What the task requires —
Below are some records; output all of them exactly as they read.

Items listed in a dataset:
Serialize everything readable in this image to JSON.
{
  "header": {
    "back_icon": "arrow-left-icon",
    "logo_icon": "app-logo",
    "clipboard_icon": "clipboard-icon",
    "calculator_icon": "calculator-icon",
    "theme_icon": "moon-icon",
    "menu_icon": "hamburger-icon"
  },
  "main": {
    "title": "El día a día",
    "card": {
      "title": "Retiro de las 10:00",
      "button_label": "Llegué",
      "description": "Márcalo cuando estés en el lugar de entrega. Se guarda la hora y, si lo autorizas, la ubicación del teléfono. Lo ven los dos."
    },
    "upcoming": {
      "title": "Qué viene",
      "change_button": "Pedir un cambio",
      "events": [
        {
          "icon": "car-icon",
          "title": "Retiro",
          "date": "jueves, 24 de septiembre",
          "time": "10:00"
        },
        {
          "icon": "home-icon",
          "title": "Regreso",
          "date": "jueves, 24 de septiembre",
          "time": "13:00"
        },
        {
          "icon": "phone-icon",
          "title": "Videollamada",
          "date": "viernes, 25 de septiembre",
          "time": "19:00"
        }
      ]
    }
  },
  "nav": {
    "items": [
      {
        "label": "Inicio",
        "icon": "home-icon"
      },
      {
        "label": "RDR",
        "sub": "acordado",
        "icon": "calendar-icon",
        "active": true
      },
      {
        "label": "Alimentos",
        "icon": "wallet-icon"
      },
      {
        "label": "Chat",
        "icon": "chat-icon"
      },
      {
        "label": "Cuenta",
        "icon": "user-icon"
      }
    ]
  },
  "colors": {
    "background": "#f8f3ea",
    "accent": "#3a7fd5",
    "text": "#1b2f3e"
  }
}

Output of the exercise —
Serialize everything readable in this image to JSON.
{
  "header": {
    "back_icon": "arrow-left-icon",
    "logo_icon": "app-logo",
    "clipboard_icon": "clipboard-icon",
    "calculator_icon": "calculator-icon",
    "theme_icon": "moon-icon",
    "menu_icon": "hamburger-icon"
  },
  "main": {
    "title": "El día a día",
    "card": {
      "title": "Retiro de las 10:00",
      "button_label": "Llegué",
      "description": "Márcalo cuando estés en el lugar de entrega. Se guarda la hora y, si lo autorizas, la ubicación del teléfono. Lo ven los dos."
    },
    "upcoming": {
      "title": "Qué viene",
      "change_button": "Pedir un cambio",
      "events": [
        {
          "icon": "car-icon",
          "title": "Retiro",
          "date": "jueves, 24 de septiembre",
          "time": "10:00"
        },
        {
          "icon": "home-icon",
          "title": "Regreso",
          "date": "jueves, 24 de septiembre",
          "time": "13:00"
        },
        {
          "icon": "phone-icon",
          "title": "Videollamada",
          "date": "viernes, 25 de septiembre",
          "time": "19:00"
        }
      ]
    }
  },
  "nav": {
    "items": [
      {
        "label": "Inicio",
        "icon": "home-icon"
      },
      {
        "label": "RDR",
        "sub": "acordado",
        "icon": "calendar-icon",
        "active": true
      },
      {
        "label": "Alimentos",
        "icon": "wallet-icon"
      },
      {
        "label": "Chat",
        "icon": "chat-icon"
      },
      {
        "label": "Cuenta",
        "icon": "user-icon"
      }
    ]
  },
  "colors": {
    "background": "#f8f3ea",
    "accent": "#3a7fd5",
    "text": "#1b2f3e"
  }
}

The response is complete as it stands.